[Entries from a dataset of interfaces]
————
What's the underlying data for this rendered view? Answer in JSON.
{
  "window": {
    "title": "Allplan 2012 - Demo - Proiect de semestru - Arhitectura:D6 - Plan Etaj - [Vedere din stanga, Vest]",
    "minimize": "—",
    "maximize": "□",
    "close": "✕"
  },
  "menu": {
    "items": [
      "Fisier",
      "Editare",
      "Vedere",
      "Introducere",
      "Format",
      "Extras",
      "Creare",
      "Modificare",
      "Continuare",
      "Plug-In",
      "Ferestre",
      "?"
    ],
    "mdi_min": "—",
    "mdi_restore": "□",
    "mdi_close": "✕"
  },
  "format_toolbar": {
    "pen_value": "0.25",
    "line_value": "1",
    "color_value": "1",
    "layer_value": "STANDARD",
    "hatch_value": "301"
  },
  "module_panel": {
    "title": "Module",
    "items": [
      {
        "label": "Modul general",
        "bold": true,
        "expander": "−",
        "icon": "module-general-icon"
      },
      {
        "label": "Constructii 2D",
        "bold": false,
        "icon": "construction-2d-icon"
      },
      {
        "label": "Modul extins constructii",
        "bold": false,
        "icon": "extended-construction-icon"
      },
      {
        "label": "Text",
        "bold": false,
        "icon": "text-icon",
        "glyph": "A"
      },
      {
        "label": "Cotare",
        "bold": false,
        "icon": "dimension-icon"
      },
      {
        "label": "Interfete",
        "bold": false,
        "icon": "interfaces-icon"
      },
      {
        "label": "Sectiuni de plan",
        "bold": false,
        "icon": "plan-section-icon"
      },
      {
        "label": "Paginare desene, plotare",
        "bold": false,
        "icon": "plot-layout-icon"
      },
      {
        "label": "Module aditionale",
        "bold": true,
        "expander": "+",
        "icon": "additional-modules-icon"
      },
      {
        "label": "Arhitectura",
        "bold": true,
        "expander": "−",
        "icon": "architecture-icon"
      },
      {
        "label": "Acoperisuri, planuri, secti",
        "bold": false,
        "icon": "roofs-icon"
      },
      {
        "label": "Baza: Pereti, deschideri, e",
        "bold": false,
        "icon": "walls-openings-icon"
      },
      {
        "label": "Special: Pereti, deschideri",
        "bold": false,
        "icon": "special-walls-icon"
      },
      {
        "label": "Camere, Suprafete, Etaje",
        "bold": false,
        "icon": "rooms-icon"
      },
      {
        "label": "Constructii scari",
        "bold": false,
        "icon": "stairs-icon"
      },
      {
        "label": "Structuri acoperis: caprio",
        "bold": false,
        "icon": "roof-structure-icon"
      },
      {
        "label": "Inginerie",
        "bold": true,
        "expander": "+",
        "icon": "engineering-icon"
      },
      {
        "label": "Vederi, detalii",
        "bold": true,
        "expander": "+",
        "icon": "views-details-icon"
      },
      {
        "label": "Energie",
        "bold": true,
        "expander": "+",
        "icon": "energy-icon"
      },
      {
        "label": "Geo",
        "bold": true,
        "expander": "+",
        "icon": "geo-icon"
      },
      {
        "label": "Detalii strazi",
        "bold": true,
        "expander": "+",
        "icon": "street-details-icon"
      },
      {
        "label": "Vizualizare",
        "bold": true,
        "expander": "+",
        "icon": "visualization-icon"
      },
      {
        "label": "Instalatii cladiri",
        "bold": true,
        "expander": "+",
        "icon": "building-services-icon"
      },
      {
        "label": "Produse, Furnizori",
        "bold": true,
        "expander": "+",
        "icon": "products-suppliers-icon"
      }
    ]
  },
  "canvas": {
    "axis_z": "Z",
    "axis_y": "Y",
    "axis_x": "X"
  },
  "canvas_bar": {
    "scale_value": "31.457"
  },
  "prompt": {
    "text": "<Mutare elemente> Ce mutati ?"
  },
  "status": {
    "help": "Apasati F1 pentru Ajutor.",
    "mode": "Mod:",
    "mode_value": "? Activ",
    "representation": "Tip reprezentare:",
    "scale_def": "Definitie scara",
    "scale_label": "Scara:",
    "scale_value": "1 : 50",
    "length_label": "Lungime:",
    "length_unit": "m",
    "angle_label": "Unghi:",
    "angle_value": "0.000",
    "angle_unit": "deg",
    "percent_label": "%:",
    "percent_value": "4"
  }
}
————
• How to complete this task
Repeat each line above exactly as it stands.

• Answer to this task
What's the underlying data for this rendered view? Answer in JSON.
{
  "window": {
    "title": "Allplan 2012 - Demo - Proiect de semestru - Arhitectura:D6 - Plan Etaj - [Vedere din stanga, Vest]",
    "minimize": "—",
    "maximize": "□",
    "close": "✕"
  },
  "menu": {
    "items": [
      "Fisier",
      "Editare",
      "Vedere",
      "Introducere",
      "Format",
      "Extras",
      "Creare",
      "Modificare",
      "Continuare",
      "Plug-In",
      "Ferestre",
      "?"
    ],
    "mdi_min": "—",
    "mdi_restore": "□",
    "mdi_close": "✕"
  },
  "format_toolbar": {
    "pen_value": "0.25",
    "line_value": "1",
    "color_value": "1",
    "layer_value": "STANDARD",
    "hatch_value": "301"
  },
  "module_panel": {
    "title": "Module",
    "items": [
      {
        "label": "Modul general",
        "bold": true,
        "expander": "−",
        "icon": "module-general-icon"
      },
      {
        "label": "Constructii 2D",
        "bold": false,
        "icon": "construction-2d-icon"
      },
      {
        "label": "Modul extins constructii",
        "bold": false,
        "icon": "extended-construction-icon"
      },
      {
        "label": "Text",
        "bold": false,
        "icon": "text-icon",
        "glyph": "A"
      },
      {
        "label": "Cotare",
        "bold": false,
        "icon": "dimension-icon"
      },
      {
        "label": "Interfete",
        "bold": false,
        "icon": "interfaces-icon"
      },
      {
        "label": "Sectiuni de plan",
        "bold": false,
        "icon": "plan-section-icon"
      },
      {
        "label": "Paginare desene, plotare",
        "bold": false,
        "icon": "plot-layout-icon"
      },
      {
        "label": "Module aditionale",
        "bold": true,
        "expander": "+",
        "icon": "additional-modules-icon"
      },
      {
        "label": "Arhitectura",
        "bold": true,
        "expander": "−",
        "icon": "architecture-icon"
      },
      {
        "label": "Acoperisuri, planuri, secti",
        "bold": false,
        "icon": "roofs-icon"
      },
      {
        "label": "Baza: Pereti, deschideri, e",
        "bold": false,
        "icon": "walls-openings-icon"
      },
      {
        "label": "Special: Pereti, deschideri",
        "bold": false,
        "icon": "special-walls-icon"
      },
      {
        "label": "Camere, Suprafete, Etaje",
        "bold": false,
        "icon": "rooms-icon"
      },
      {
        "label": "Constructii scari",
        "bold": false,
        "icon": "stairs-icon"
      },
      {
        "label": "Structuri acoperis: caprio",
        "bold": false,
        "icon": "roof-structure-icon"
      },
      {
        "label": "Inginerie",
        "bold": true,
        "expander": "+",
        "icon": "engineering-icon"
      },
      {
        "label": "Vederi, detalii",
        "bold": true,
        "expander": "+",
        "icon": "views-details-icon"
      },
      {
        "label": "Energie",
        "bold": true,
        "expander": "+",
        "icon": "energy-icon"
      },
      {
        "label": "Geo",
        "bold": true,
        "expander": "+",
        "icon": "geo-icon"
      },
      {
        "label": "Detalii strazi",
        "bold": true,
        "expander": "+",
        "icon": "street-details-icon"
      },
      {
        "label": "Vizualizare",
        "bold": true,
        "expander": "+",
        "icon": "visualization-icon"
      },
      {
        "label": "Instalatii cladiri",
        "bold": true,
        "expander": "+",
        "icon": "building-services-icon"
      },
      {
        "label": "Produse, Furnizori",
        "bold": true,
        "expander": "+",
        "icon": "products-suppliers-icon"
      }
    ]
  },
  "canvas": {
    "axis_z": "Z",
    "axis_y": "Y",
    "axis_x": "X"
  },
  "canvas_bar": {
    "scale_value": "31.457"
  },
  "prompt": {
    "text": "<Mutare elemente> Ce mutati ?"
  },
  "status": {
    "help": "Apasati F1 pentru Ajutor.",
    "mode": "Mod:",
    "mode_value": "? Activ",
    "representation": "Tip reprezentare:",
    "scale_def": "Definitie scara",
    "scale_label": "Scara:",
    "scale_value": "1 : 50",
    "length_label": "Lungime:",
    "length_unit": "m",
    "angle_label": "Unghi:",
    "angle_value": "0.000",
    "angle_unit": "deg",
    "percent_label": "%:",
    "percent_value": "4"
  }
}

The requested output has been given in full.